Chakradhar was a double major in Economics and Finance and Mathematics at the Center and received the Charles Campbell Economics Prize, among other accolades. He has also served as Resident Director, Student Judiciary, Admissions Investigator, Treasurer, and Vice President within Phi Kappa Tau. A student-run investment firm he co-founded has beaten its equity benchmarks by at least 2% for every year it has been in business. After Center, he earned a master’s degree in finance at the Massachusetts Institute of Technology.
Chakradhar believes higher education is at “an inflection point” caused in part by the pandemic and also by other trends affecting the next generation of students. A liberal arts education, such as he received at the Center, can benefit our society.

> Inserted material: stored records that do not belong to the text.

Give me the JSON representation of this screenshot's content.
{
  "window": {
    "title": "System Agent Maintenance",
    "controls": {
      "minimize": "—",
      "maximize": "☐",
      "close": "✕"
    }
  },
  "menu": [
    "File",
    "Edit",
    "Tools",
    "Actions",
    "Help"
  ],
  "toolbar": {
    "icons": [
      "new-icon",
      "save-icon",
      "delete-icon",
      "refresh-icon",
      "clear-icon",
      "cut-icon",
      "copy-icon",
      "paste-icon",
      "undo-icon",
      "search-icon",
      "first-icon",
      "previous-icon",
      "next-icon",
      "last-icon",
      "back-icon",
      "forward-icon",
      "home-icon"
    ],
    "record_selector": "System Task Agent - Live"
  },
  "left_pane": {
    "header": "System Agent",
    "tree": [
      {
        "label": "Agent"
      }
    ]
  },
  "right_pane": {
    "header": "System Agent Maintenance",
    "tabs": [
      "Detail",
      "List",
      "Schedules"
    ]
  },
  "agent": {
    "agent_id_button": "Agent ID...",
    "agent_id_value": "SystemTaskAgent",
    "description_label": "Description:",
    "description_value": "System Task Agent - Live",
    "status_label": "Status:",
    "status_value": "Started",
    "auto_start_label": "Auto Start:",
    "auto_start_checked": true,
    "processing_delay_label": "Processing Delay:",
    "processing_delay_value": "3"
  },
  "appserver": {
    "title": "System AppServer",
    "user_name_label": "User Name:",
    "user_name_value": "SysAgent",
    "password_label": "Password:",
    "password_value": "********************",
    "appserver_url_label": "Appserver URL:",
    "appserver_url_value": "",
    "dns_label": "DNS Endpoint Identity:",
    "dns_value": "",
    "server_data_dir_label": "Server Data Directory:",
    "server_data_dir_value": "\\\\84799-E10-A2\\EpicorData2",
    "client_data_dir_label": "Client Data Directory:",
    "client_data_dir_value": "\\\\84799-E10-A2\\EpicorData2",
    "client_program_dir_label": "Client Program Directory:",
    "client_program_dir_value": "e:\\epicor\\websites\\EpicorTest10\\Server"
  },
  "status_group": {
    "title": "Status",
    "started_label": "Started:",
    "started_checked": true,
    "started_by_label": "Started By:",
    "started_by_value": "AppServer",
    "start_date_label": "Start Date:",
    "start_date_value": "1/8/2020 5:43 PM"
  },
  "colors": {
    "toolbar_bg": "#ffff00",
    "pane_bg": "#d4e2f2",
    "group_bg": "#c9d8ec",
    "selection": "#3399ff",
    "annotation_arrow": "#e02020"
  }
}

“Having cultivated a passion for operational strategy, decision economics and business transformation during and since my time at the Centre, I was immediately drawn to the opportunity to play an oversight and advisory role for the College as an administrator during this time of momentous change.”
Henry Snyder began researching the Thoroughbred industry in his second year and joined Churchill Downs right after graduating. He is currently Director of Finance and was previously part of a two-year leadership rotation program with Churchill Downs.
“I’m passionate about Kentucky and strengthening my home state,” he says. “Working in the thoroughbred industry gave me the chance to combine these two fields.”
As “Live in Lou City Champ,” a program sponsored by Greater Louisville Inc., he has a platform to share his appreciation of his hometown with a wider, curious audience. On weekends, he says, he often explores Louisville’s parks and restaurants or cheers on the University of Louisville and Louisville City, a professional football team.
Snyder volunteers with several charities and he is also an ordained elder in the Presbyterian Church (USA).
In his spare time, Snyder loves to travel, everywhere from an international trip to a car trip to a new place in Kentucky. “Exploring the world is fascinating,” he says.
As a student, he spent a summer in France as a Brown Fellow (leading scholarship program) and later a term with the Centre-in-London program.
On campus, Snyder was a leader, serving as president of the Student Government Association and its fraternity, Beta Theta Pi. He was also a voting member of the presidential search committee that successfully hired Milton Moreland in 2020. He has done summer internships with Brown-Forman and with several Kentucky Thoroughbred organizations. With degrees in economics and finance, Snyder graduated summa cum laude and as a member of Phi Beta Kappa and Omicron Delta Kappa honorary leadership.
He considers graduating from the Center one of his most notable achievements to date.
“It was earned after many late nights at the Doherty Library, many office hours with professors, and many formative experiences that challenged me to grow as a scholar and a person,” he says.
This realization influenced his acceptance of the responsibilities of administrator. “The profound impact of the Center on my development motivates my desire to serve the College as an administrator,” he says. “The opportunity to serve the Center and help strengthen our mission so that more students can have a life-changing experience is an honor.”